PROBLEM DESCRIPTION: Please count the lines in the data below that hold the word "JSON", and give only the number.

++++

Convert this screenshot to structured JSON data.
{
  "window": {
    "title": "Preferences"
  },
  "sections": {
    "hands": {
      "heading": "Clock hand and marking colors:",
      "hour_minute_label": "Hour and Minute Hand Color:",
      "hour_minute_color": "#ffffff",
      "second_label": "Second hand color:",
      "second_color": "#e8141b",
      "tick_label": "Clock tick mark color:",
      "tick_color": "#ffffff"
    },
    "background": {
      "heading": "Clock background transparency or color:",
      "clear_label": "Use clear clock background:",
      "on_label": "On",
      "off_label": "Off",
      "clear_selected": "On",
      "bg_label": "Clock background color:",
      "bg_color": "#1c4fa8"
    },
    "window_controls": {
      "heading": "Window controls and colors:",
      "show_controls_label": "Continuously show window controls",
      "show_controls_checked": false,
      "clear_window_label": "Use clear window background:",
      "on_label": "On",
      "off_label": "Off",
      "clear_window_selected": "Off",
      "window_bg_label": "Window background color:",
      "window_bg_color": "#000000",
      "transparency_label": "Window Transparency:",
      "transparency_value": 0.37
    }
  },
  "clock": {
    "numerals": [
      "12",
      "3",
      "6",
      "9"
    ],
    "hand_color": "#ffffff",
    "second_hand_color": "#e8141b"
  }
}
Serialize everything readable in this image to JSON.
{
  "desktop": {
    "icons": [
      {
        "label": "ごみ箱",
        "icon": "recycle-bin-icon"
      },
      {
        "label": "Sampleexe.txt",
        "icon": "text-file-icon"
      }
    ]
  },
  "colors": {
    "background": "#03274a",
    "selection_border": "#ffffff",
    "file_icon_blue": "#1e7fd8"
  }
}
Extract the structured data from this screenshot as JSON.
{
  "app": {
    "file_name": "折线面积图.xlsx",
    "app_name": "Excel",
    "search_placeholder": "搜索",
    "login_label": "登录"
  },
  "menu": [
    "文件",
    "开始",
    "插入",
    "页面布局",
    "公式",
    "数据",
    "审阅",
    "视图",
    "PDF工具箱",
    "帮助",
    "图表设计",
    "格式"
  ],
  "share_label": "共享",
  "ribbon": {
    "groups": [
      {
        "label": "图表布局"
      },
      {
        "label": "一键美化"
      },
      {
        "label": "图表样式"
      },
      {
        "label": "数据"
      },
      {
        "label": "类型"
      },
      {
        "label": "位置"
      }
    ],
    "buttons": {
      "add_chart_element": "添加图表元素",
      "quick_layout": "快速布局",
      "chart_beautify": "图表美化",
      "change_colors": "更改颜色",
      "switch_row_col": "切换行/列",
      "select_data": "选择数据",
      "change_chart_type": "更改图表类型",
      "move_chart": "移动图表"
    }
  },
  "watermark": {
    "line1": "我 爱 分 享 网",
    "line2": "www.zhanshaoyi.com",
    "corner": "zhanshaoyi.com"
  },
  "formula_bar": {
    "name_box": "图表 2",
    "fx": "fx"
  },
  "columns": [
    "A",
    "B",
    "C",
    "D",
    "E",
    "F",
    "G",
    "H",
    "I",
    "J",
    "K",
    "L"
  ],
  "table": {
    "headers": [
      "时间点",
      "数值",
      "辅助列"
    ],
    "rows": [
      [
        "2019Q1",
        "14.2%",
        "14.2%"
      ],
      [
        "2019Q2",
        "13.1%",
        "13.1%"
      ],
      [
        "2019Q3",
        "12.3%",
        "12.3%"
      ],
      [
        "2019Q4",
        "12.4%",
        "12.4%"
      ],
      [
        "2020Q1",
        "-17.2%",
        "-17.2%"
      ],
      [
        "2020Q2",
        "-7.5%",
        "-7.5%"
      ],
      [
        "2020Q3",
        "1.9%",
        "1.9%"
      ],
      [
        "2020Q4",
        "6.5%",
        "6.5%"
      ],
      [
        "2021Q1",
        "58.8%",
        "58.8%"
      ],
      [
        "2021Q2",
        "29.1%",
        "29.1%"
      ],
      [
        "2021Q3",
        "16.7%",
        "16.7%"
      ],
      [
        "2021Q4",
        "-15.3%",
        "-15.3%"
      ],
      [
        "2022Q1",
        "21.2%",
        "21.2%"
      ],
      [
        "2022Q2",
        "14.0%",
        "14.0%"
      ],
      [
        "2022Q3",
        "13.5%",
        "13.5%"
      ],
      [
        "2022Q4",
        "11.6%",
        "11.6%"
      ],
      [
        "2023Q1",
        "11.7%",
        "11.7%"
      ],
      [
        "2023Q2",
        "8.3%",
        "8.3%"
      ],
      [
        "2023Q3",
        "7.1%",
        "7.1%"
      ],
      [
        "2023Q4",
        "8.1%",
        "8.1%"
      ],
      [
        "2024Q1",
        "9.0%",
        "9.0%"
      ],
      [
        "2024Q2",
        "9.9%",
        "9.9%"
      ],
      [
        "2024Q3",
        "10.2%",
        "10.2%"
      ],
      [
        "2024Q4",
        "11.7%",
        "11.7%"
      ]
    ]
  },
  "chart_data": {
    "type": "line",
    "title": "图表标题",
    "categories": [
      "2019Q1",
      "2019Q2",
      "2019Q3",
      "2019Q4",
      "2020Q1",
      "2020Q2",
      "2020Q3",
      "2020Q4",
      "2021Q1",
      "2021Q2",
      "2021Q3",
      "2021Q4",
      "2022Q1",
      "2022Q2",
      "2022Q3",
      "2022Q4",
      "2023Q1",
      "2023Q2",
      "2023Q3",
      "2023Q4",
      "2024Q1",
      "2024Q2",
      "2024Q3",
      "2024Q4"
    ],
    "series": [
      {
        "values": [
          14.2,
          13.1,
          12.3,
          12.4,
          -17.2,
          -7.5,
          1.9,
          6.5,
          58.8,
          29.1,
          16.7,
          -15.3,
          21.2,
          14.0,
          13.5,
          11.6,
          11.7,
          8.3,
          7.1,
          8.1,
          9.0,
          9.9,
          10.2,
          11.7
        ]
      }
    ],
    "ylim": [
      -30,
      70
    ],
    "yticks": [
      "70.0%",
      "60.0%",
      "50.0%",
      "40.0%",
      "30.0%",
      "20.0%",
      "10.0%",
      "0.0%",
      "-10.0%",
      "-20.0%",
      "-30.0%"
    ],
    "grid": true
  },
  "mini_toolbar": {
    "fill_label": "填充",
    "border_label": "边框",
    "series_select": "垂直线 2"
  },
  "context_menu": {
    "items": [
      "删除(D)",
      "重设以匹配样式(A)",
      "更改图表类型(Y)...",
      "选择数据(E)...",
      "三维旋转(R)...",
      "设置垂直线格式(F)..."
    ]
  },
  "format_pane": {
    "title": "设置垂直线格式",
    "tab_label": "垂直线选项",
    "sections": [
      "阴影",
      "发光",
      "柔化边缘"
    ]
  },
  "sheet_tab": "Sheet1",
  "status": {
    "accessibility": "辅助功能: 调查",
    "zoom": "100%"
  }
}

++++

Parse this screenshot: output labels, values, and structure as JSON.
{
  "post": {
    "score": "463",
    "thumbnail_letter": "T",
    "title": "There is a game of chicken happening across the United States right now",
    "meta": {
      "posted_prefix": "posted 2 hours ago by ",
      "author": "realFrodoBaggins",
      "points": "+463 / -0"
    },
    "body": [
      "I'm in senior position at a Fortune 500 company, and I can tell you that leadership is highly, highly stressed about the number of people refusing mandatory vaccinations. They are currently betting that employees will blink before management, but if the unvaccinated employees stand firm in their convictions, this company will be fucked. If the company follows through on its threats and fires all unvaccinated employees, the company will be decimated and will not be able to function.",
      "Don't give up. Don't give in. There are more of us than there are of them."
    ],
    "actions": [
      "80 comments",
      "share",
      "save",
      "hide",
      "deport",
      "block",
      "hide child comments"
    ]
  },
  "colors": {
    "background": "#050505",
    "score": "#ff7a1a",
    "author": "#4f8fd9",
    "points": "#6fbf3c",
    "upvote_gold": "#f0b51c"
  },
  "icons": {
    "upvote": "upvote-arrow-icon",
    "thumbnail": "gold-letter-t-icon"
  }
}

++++

TASK ANSWER: 4